------ Extracted entries

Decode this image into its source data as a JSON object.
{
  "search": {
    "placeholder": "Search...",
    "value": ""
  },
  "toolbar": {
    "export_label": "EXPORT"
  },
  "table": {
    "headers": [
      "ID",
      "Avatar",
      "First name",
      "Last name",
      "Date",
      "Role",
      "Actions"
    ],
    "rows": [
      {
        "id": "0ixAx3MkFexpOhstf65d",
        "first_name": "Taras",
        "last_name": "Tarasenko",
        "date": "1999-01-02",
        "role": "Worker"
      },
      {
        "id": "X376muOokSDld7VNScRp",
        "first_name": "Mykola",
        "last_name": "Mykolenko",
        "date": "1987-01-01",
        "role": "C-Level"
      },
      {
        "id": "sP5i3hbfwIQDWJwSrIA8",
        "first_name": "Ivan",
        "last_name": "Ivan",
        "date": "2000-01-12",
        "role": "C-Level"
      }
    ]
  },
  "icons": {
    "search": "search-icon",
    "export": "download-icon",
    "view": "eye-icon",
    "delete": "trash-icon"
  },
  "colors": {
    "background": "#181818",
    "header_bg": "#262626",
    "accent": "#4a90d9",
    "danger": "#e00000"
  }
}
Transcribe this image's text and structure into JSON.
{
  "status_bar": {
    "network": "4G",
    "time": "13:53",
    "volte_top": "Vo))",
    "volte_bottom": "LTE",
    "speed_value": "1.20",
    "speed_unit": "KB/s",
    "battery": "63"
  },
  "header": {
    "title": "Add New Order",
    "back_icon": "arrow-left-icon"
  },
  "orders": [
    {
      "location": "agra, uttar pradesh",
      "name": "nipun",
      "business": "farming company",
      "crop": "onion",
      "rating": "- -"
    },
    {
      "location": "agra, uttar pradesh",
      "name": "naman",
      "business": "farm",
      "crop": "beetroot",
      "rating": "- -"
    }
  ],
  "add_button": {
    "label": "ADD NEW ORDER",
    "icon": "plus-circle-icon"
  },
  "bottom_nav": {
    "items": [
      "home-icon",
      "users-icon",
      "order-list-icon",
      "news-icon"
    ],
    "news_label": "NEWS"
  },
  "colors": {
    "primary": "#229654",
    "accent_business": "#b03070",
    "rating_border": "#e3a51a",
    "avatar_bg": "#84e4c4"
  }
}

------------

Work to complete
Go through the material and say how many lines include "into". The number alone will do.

The answer
2